The decision to erase the mural comes days after an alleged gang rape of a teen at an Israeli resort.
The Toms depicts two young men peering through the window of the beach's female changing room. It was meant as an homage to a 1972 film Metzitzim or "Peeping", which was set at the beach. Many residents refer to the stretch of sand as "Metzitzim Beach", but for a cult film with fond memories – the humour has not aged well.
The film has been criticised for its demeaning portrayal of women, with the mural becoming a site for demonstration.
The mural has been defaced by protesters four times in the past two years, reports The Times of Israel. Just last month a group of women sprayed graffiti over the wall, reading "rape culture".
Previous graffiti attacks have included the names of high profile rapists and sexual criminals including "Jeffrey Epstein".
"This drawing, which has been stuck in public and nauseated passersby for years, teaches and normalises behavior that is criminal according to Israeli law," a member of the activist group Lotem told local media after a previous attack.
The artist who created the mural Rami Meiri said he could not defend the attitudes of the film, he said it was important to the culture of the area. "It describes a period that is part of the beach's legacy. A period that is thankfully over, but many view as a central part of its past," he told Haaretz, but he acknowledged that activists felt strongly about the painting.
Although it had been restored after each, previous attack by vandals – the local officials have decided it is finally time to erase the mural for good.
"Freedom of expression and the arts are important values in our city but because the painting was seen as acceptance of a forbidden and criminal act, we have decided to say goodbye to it," the Mayor of Tel Aviv, Ron Huldai told media regarding the decision.

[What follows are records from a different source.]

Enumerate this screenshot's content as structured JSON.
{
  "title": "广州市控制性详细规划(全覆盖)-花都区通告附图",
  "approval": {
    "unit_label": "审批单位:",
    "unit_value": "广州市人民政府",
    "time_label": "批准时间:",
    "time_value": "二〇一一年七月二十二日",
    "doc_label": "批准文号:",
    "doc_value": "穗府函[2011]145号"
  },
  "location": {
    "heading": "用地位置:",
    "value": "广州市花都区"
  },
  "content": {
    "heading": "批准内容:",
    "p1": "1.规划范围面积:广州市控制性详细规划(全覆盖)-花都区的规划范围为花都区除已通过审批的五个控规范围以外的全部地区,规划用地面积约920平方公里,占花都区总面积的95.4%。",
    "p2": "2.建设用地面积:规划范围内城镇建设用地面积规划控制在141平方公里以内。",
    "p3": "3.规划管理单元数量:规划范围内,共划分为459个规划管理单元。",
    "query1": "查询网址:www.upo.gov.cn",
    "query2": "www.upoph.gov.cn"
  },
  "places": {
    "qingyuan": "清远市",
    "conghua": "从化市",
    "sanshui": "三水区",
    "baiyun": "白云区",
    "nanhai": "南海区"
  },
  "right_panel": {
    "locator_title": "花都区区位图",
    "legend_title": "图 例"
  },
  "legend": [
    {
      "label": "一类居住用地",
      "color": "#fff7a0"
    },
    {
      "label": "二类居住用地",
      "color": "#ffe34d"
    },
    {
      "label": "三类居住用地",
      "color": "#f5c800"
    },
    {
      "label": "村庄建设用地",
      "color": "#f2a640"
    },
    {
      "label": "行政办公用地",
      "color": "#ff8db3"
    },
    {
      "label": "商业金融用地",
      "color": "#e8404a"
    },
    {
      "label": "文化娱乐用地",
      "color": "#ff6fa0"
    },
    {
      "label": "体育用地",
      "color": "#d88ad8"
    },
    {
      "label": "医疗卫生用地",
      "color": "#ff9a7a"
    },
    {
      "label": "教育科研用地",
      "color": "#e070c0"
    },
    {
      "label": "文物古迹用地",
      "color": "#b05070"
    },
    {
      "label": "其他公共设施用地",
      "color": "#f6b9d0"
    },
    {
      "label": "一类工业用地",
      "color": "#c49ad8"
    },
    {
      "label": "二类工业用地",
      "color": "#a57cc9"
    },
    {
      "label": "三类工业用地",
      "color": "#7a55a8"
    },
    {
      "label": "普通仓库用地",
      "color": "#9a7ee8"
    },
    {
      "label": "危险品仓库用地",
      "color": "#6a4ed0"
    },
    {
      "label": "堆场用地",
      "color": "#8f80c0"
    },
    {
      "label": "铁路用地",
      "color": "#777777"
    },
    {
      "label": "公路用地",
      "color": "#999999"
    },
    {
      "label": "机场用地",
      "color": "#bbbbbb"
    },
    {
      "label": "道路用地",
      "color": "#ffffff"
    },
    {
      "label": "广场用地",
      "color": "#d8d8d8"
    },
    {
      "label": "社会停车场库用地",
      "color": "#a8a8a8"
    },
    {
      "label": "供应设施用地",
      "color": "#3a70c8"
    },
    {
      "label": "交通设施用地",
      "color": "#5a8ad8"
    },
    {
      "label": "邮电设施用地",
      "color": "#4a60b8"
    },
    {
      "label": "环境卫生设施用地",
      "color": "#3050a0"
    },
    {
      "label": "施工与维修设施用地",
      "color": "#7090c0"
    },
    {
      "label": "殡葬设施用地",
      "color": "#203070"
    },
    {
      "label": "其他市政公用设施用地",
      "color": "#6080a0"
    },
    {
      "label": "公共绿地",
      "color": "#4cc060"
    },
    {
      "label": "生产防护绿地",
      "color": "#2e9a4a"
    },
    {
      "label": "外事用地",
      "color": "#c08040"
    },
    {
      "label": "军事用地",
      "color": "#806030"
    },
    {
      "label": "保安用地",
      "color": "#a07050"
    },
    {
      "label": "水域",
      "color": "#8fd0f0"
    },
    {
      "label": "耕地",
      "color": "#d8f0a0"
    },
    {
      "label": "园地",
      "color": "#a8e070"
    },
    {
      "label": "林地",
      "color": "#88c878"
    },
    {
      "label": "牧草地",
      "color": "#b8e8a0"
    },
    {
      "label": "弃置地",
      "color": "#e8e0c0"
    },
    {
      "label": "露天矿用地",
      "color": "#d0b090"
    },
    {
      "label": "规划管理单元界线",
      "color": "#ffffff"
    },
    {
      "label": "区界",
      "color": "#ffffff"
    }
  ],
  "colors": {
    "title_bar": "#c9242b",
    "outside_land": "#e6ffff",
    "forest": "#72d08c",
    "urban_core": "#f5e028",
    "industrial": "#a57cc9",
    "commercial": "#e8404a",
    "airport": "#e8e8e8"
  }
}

"The mural was drawn during a very naive period, before the violence we see in society nowadays," Meiri reacted. "Had I intended to draw it today I definitely couldn't because it indeed isn't appropriate for our times."
The announcement came following an attack that had shocked Israel, in the resort of Eilat.
30 men were accused of a gang rape against a 16-year-old tourist in a beach hotel.
It prompted Israeli prime minister Benjamin Netanyahu to make a public statement about the crime, pledging those responsible would be "brought to justice".